Corn is nondiscriminatory; her only objective is to feed people. If it wasn’t for corn and her sisters, the newcomers’ first harvest would not have been possible, and they would have struggled to survive. Corn was not grown in England, so they didn’t know what to do. The corn seeds were the first thing that they found when they raided the Native homes. 
Q. What does the traditional American narrative about Thanksgiving get wrong?
A. The only passage that exists about the first harvest feast is in a collection of stories called Mourt’s Relation. It [simply] says: “We met with the Natives. We feasted for three days. The Natives went fowling and brought four deer.

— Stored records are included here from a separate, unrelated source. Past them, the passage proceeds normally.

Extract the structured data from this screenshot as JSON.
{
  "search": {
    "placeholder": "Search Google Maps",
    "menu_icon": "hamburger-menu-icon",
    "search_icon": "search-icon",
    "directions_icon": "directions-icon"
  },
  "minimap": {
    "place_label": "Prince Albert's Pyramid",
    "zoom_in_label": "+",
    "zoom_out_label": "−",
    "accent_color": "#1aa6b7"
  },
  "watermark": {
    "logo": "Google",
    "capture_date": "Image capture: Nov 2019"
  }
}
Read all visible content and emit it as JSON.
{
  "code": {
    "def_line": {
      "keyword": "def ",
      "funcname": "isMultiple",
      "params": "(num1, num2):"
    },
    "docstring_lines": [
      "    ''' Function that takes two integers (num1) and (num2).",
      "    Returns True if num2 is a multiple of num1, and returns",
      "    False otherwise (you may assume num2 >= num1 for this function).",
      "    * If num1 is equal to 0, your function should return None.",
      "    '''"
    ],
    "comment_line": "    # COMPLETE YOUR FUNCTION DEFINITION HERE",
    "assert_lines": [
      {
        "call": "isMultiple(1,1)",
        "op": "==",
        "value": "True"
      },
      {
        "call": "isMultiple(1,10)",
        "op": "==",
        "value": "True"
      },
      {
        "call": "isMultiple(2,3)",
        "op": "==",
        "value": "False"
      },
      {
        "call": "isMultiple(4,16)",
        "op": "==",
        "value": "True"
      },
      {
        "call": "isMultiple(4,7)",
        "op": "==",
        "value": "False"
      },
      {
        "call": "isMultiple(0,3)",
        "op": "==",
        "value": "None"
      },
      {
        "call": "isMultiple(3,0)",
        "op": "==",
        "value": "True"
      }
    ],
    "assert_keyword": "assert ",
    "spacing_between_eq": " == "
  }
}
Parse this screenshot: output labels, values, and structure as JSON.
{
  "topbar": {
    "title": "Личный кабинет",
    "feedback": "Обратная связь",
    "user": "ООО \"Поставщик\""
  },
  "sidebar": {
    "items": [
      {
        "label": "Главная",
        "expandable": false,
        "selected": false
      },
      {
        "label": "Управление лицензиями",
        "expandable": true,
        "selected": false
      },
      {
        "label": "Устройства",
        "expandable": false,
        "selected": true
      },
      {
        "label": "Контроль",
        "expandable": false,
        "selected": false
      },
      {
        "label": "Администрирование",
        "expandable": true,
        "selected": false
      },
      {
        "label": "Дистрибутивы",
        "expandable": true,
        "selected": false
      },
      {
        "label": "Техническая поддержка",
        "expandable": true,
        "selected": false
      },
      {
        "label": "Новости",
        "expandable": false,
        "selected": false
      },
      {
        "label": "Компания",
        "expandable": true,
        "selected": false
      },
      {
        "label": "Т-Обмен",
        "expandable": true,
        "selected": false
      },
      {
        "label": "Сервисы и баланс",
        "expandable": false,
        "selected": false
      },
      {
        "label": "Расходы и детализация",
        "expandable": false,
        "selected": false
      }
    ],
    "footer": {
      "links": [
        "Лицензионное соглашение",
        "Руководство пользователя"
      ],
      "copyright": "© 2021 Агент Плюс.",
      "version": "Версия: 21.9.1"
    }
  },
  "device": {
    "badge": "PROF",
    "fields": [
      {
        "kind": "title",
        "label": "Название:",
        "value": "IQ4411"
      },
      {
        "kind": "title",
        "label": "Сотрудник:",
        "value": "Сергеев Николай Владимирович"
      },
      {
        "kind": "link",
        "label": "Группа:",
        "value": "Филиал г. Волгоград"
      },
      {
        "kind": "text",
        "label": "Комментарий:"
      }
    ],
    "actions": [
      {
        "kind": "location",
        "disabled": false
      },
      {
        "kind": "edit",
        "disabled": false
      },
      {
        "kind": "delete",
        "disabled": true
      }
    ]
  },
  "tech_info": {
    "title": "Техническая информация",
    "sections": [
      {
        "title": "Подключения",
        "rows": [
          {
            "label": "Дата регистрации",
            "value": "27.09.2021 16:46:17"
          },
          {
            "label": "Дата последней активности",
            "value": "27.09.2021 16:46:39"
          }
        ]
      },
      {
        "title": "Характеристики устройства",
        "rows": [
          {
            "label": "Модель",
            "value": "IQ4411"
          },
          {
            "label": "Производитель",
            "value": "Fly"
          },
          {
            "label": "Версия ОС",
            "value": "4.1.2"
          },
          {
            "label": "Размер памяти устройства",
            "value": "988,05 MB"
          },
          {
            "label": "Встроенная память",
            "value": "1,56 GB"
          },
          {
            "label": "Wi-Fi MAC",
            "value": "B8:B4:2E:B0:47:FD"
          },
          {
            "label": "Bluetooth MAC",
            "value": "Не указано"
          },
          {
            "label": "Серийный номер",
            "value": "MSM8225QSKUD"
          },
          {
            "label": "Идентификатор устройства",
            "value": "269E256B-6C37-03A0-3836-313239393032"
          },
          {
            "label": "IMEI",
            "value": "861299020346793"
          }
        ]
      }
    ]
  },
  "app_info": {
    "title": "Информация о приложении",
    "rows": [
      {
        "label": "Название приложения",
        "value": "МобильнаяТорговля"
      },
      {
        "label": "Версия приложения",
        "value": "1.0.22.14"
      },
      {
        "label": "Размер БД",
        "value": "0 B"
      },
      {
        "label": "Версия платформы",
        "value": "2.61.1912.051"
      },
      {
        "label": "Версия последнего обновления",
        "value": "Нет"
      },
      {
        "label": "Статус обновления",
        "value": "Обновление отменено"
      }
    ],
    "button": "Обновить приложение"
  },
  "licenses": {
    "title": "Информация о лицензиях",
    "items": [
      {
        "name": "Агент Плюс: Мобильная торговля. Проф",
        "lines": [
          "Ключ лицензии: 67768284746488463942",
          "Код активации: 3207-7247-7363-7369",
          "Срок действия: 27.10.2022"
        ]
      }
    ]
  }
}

Ousamequin, the leader at the time, showed up with 90 of his warriors, and we exercised our arms.” The tone was grateful, friendly—not hostile.
I think a lot of [Indigenous] folks are jaded about what has happened to tribes [as a result of] colonization. They want to say that Thanksgiving never happened or that it wasn’t friendly. At that first harvest, however, everybody on both sides— Natives who had endured the plague and this small group of newcomers that had survived a harsh New England winter—was just very grateful to come together over food.
Q. How can people begin to incorporate Native traditions into their Thanksgiving?

A. We need to create more authentic conversations about Thanksgiving with Native voices and experiences at the forefront. We need to introduce themes of colonization—like the National Day of Mourning—in a way that’s not just saying, ‘this is all the pilgrims’ fault.’ 
[A good way] to honor Native people is to make space on your table for an Indigenous dish. The book includes a recipe for nasamp, [a traditional Wampanoag dish made from cornmeal, nuts, berries, and maple syrup]. It’s always best to start a conversation over food.
Q. Last year you helped reintroduce and harvest the Wampanoags’ King Philip corn. What was that like?
A. After I appeared in Gather, a [2020] documentary about food sovereignty, Truelove Seeds from Philadelphia reached out and said they had some Wampanoag corn, and would I like to grow it? I jumped at the opportunity and started planting on one of the community plots on the tribe’s 12-acre farm. Last year was just trial and error but the harvest came out well: 200­ to 300 ears.